* _Exercise_:
Where a line below has the string "title" in it, include it in the count, and give that count alone.

* _Data excerpts_:

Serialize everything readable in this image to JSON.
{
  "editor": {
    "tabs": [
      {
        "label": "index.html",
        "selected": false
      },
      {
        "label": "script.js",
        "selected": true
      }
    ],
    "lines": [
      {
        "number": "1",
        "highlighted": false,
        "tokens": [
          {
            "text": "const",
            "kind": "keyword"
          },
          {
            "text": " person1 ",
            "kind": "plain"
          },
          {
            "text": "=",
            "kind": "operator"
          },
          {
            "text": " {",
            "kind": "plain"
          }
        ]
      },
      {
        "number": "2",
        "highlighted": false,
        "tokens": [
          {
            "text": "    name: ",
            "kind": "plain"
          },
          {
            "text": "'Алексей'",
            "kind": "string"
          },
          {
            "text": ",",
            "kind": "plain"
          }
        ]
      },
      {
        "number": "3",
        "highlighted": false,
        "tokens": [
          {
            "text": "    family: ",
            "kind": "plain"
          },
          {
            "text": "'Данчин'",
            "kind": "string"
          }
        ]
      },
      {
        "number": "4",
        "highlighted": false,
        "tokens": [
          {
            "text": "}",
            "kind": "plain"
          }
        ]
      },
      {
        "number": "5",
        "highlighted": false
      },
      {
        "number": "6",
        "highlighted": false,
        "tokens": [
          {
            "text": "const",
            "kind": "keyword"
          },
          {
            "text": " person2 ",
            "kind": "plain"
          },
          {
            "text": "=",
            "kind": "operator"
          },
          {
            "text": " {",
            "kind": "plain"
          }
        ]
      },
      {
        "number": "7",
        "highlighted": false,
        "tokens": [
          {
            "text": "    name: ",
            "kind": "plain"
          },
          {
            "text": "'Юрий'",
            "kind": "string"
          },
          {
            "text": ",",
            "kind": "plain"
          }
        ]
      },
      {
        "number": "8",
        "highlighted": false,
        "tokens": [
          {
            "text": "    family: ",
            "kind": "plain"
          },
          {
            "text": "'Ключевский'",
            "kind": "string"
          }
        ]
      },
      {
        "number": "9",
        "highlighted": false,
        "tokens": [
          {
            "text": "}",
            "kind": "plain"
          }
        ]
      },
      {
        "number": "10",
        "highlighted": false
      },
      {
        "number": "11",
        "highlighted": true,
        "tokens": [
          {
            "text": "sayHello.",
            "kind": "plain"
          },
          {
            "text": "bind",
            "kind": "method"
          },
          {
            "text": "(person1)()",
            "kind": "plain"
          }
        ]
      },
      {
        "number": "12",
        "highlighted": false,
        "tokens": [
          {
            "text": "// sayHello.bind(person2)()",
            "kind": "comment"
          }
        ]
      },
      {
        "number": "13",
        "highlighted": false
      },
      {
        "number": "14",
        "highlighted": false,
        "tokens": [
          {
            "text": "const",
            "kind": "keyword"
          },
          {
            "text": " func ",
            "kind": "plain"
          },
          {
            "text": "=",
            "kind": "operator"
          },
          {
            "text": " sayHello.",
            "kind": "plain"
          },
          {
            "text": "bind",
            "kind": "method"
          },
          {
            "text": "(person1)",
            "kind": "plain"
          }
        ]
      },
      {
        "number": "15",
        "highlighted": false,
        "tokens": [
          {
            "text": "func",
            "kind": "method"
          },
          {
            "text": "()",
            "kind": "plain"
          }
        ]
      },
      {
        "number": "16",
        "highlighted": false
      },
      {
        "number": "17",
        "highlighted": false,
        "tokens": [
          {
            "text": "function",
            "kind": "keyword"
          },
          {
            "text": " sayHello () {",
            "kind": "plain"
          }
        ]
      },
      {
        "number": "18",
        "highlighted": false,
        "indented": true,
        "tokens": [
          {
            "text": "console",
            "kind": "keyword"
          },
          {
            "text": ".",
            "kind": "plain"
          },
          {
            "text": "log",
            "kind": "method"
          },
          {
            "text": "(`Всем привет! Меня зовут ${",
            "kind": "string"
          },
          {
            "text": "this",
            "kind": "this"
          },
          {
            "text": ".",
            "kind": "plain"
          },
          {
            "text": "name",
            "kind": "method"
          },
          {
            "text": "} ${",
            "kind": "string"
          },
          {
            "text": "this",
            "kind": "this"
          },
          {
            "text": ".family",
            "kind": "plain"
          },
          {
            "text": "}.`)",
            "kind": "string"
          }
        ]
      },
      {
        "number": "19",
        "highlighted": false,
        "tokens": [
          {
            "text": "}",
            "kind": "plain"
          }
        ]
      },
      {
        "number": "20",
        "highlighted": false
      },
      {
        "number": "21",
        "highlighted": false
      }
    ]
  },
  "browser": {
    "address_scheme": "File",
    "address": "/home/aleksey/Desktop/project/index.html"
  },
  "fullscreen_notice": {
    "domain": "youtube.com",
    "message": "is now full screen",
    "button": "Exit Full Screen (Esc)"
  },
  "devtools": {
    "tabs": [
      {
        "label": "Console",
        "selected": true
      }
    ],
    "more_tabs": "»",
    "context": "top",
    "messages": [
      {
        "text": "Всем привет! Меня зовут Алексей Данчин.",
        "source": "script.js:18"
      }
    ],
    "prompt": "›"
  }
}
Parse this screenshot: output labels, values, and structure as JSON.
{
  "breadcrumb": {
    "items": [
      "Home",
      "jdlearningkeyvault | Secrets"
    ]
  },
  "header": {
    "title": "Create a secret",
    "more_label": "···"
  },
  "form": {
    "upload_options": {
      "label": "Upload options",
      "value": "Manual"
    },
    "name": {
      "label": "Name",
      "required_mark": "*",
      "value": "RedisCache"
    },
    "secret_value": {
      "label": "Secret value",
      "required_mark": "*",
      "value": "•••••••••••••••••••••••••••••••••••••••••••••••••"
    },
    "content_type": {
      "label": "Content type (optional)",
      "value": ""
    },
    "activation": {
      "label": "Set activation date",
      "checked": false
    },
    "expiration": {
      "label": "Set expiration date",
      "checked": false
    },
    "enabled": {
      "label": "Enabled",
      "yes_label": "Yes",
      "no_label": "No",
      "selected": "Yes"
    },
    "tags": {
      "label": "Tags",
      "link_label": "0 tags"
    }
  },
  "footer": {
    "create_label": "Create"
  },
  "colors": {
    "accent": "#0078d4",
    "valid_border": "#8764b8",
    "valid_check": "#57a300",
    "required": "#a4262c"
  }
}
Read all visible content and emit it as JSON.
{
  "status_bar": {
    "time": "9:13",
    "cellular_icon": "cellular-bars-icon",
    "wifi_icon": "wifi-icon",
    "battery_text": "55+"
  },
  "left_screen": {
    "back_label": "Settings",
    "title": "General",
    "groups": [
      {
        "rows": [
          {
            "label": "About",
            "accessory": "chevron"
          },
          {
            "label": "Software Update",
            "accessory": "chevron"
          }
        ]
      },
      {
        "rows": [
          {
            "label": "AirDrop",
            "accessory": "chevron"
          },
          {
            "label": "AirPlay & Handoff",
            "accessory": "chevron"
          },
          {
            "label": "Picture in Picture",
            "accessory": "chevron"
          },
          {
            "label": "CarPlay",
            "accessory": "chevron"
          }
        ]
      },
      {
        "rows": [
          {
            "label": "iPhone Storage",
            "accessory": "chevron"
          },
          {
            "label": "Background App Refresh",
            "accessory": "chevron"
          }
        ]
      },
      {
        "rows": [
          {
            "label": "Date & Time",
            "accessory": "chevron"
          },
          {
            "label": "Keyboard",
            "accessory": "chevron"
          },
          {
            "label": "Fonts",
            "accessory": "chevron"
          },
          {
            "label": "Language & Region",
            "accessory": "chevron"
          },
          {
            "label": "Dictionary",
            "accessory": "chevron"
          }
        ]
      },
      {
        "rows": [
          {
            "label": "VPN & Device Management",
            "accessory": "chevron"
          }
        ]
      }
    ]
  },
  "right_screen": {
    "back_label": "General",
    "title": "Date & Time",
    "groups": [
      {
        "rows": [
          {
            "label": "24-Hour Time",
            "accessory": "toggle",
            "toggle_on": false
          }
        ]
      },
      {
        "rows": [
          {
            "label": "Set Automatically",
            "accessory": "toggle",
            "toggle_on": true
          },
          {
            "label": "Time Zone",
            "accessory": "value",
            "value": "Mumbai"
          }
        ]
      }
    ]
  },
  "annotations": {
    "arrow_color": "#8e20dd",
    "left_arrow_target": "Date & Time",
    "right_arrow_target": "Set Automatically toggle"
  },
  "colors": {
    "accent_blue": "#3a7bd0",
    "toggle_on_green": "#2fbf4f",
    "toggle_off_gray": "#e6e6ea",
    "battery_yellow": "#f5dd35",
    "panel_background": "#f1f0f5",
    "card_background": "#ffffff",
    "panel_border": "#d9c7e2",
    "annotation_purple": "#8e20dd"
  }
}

* _Answer below_:
3